SAS is trying to be transparant on all of this types of machines/OS. By that introduced weird behavior on that part of namings.
Coding hungarian style (mixed case) namings will bring you into troubles. For sure with handling (filetransfer os commands) outside SAS and sometimes (I experienced that) in SAS.
08-21-2013 02:29 PM
In Unix you can have two different files where the names differ only in the case of the letters. (A.txt and a.txt would be two different files). In SAS, dataset names (and catalogs and other SAS objects that are stored as operating system files) are case insensitive (work.A is the same dataset as work.a).
To make these two conflicting things work together on Unix SAS uses file names that are in all lowercase to stores datasets (catalogs, index files, etc). Even if you reference the dataset with a physical name rather than the normal libref.memname syntax (data "MyFile"; ...) it will still create the file name in all lowercase. And when looking for the datasets it will only look for lowercase names, hence your problem copying the datasets with uppercase file names.
Now if you want to read or write a text file or other non SAS format file on Unix then SAS uses the exact name you tell it to use. So if you reference "A.txt" in one program and "a.txt" in another they are talking about two different files.
08-21-2013 02:40 PM
I'm curious, can you reference a mixed case dataset file with a literal name such as WORK.'MyFile'n on UNIX? - PG
08-21-2013 02:44 PM
If I remember correctly, the UNIX side of z/OS (OpenMVS?) you could create file names in mixed case. Used to case me no end of problems because I was so used to having names only in upper case from my mainframe days.
08-21-2013 03:48 PM
A littebit rusty bold old bigblue iron went to open-mvs in the mid 90's. LE Language environment being introduced.
Since then it is a schizophrenic OS having a Unix (Posix) Kernal with old MVS integrated. TSO can switch to Unix by IShell, SDSF is seeing BPXAS the Unix sessions. SAS is using that Unix part since V9 as primary Kernal (including hfs). Very visible with SAS/Connect.
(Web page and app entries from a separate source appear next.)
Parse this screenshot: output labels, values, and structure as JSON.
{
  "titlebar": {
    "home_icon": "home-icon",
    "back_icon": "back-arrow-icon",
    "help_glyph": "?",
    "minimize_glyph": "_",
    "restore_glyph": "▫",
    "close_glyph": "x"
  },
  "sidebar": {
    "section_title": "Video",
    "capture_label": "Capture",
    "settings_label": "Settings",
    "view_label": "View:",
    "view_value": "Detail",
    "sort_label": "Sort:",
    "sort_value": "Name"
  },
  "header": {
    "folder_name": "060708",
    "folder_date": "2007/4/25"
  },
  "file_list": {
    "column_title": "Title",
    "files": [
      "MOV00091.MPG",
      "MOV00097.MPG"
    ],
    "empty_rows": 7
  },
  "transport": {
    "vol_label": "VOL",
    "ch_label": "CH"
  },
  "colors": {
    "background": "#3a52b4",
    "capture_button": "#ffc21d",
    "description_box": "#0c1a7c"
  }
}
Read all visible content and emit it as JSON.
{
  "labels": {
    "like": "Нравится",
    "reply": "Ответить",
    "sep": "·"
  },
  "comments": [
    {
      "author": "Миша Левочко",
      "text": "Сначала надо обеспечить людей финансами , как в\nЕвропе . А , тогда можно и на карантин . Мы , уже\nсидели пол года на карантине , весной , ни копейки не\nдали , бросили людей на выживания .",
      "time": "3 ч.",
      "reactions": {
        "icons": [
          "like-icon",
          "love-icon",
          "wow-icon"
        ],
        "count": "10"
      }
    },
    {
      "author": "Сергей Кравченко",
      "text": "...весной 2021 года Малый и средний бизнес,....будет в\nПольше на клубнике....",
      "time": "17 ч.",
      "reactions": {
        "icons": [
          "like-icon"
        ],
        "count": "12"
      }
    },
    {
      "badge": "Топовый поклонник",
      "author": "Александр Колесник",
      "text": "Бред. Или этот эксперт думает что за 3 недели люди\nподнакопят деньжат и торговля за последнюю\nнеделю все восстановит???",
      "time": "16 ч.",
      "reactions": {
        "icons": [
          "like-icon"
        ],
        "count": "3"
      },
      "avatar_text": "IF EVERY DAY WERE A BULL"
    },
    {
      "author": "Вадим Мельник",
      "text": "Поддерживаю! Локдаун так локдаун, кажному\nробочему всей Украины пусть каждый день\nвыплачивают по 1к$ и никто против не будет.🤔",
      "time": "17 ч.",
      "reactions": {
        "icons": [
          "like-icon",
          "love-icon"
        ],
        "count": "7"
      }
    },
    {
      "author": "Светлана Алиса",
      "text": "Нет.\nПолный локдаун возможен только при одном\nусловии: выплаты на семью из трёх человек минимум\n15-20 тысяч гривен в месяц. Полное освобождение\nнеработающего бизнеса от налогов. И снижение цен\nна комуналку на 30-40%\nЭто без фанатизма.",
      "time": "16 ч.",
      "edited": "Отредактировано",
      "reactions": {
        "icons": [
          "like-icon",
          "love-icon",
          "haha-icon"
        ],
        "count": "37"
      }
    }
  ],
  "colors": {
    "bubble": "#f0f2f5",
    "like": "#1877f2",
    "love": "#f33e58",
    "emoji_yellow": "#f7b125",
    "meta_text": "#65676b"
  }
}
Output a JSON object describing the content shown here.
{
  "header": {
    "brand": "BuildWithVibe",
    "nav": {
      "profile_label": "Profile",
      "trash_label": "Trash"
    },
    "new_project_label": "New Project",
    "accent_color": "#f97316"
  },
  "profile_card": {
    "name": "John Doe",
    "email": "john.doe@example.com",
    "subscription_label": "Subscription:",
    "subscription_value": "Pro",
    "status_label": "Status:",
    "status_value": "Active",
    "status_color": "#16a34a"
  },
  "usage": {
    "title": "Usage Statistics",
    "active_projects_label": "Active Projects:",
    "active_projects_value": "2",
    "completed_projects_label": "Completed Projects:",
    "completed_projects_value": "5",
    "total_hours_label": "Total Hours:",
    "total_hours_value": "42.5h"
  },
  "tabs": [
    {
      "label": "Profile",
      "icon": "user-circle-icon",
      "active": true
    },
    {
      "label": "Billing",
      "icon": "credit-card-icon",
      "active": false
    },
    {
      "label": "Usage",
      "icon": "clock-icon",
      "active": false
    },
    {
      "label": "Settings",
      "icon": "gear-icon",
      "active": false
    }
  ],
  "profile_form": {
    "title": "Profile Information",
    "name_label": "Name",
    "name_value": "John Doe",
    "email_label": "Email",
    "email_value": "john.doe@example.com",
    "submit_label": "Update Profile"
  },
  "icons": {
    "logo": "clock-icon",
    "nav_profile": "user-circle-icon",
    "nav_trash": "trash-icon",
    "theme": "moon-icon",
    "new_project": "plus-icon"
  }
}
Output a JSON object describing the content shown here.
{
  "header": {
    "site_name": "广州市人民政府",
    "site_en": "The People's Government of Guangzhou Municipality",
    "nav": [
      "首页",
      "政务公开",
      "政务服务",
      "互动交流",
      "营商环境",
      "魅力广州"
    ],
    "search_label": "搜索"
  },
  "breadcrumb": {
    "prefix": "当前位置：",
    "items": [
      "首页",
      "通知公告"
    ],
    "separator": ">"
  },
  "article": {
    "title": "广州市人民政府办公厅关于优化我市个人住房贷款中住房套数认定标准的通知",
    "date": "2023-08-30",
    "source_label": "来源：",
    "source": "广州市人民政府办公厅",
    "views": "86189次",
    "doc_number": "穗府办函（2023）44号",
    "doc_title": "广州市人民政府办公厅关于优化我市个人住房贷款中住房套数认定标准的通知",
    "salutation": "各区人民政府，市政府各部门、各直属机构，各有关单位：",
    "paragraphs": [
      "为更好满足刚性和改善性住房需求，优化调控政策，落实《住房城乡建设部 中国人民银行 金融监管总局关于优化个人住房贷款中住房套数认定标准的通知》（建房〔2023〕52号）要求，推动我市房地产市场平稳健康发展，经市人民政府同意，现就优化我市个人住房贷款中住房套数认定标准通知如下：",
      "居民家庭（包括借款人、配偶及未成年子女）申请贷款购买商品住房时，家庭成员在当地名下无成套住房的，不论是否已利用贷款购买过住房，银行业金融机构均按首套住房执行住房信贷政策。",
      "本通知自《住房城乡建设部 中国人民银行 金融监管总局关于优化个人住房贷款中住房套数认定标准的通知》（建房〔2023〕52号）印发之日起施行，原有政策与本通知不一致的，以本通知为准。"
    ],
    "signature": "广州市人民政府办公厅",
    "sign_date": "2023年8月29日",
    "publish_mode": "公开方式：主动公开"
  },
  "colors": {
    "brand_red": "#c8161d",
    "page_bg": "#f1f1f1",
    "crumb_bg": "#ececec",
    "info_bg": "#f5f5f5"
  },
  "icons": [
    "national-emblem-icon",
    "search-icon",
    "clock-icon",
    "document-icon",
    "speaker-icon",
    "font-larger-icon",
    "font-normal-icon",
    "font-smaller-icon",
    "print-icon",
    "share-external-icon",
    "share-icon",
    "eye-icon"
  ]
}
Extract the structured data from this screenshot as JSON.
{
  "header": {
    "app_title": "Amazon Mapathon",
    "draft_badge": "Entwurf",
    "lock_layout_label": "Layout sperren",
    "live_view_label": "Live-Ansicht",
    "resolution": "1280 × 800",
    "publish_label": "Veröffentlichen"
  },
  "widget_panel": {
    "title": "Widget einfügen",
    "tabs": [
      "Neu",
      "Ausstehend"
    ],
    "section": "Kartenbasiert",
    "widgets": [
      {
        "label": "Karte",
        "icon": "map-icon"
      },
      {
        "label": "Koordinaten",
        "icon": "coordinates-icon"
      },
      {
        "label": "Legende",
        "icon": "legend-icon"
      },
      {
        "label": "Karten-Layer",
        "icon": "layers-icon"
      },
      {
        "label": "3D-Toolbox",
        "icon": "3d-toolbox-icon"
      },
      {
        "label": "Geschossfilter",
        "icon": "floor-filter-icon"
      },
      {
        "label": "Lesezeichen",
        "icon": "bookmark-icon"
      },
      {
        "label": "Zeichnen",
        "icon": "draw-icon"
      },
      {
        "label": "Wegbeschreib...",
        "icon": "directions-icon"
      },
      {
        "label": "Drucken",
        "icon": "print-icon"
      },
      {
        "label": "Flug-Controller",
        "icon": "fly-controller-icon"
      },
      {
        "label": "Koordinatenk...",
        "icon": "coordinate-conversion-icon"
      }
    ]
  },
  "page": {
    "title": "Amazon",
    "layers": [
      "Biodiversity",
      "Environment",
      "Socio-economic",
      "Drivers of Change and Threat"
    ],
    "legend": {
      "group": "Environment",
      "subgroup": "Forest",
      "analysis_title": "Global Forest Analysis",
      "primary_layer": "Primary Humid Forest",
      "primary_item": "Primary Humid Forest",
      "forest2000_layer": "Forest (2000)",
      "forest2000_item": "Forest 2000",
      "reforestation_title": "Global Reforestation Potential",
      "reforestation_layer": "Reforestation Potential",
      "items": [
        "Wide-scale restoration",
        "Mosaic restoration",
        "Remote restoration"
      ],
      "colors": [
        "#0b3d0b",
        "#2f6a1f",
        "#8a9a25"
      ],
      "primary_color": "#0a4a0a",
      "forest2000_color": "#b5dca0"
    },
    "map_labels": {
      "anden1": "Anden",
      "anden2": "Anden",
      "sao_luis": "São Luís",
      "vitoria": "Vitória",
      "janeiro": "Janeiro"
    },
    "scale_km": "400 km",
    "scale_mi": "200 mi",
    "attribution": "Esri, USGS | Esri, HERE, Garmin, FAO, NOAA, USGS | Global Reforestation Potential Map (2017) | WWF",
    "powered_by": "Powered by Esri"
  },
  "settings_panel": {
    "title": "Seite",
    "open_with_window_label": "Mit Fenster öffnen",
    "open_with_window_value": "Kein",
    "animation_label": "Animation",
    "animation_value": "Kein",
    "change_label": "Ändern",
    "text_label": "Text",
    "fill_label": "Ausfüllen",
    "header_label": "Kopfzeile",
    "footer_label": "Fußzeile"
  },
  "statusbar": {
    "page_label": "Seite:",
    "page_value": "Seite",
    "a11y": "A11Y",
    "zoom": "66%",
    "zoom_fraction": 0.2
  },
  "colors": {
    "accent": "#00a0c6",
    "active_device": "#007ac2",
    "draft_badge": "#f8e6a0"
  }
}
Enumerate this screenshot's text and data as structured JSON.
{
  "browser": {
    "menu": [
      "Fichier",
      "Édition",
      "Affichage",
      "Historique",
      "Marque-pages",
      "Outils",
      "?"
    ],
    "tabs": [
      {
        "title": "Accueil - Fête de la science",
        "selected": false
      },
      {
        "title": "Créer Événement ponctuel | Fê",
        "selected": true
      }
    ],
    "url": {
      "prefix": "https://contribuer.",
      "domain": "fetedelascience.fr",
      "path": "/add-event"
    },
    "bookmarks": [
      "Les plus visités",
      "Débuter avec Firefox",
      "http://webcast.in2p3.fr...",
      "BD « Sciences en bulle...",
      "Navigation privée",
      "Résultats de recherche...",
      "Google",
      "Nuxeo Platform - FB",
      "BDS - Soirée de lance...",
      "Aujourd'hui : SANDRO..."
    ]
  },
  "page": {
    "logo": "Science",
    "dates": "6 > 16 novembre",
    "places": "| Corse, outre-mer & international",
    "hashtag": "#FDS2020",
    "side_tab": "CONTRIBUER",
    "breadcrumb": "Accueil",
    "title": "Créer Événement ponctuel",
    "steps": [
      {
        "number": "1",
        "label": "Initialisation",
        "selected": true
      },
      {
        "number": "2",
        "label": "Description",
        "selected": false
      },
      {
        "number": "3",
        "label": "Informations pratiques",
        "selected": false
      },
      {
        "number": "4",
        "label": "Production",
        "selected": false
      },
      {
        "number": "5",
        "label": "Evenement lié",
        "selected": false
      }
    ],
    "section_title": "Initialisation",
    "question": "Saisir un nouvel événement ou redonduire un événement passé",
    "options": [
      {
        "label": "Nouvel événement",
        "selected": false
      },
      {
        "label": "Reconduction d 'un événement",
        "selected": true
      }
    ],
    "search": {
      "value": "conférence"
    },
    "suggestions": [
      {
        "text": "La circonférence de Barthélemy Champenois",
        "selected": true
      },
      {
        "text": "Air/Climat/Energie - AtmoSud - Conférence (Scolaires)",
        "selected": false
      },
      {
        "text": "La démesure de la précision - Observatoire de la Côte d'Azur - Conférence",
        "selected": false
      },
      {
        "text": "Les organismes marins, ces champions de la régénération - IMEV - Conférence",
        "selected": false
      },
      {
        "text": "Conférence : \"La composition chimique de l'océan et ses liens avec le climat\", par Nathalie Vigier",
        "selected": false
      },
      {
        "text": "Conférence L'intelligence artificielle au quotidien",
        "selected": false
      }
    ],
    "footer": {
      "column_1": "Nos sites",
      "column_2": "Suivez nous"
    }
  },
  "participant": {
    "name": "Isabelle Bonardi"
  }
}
By the way OS/2 did not surnive milo 2000 / euro 2002, however some have used it long after that.
08-22-2013 08:15 AM
Nooooo! OS/2 Lives!
next you will be telling me there is no Santa and Elvis is dead.....
08-21-2013 03:27 PM
Good question. In AIX 9.2, this behaves very weirdly. I tested with three files -- test.sas7bdat, Test.sas7bdat and aTest.sas7bdat. I used Unix 'cp' command to create the two non standard files. I think best advice is to not muck with dataset names and let SAS handle moving from system to system if possible.
Here is log:
322 data test;
323 set sasuser.'aTest'n ;
ERROR: File SASUSER.ATEST.DATA does not exist.
324 run ;
NOTE: The SAS System stopped processing this step because of errors.
WARNING: The data set WORK.TEST may be incomplete. When this step was stopped there were 0 observations and 0 variables.
WARNING: Data set WORK.TEST was not replaced because this step was stopped.
NOTE: DATA statement used (Total process time):
real time 0.02 seconds
cpu time 0.00 seconds
325 data test;
326 set sasuser.'Test'n ;
327 run ;
NOTE: There were 49473 observations read from the data set SASUSER.TEST.
NOTE: The data set WORK.TEST has 49473 observations and 32 variables.
NOTE: DATA statement used (Total process time):
real time 0.12 seconds
cpu time 0.05 seconds
08-21-2013 03:38 PM
- SAS(R) 9.2 Companion for UNIX Environments (Specifying Pathnames in UNIX Environments)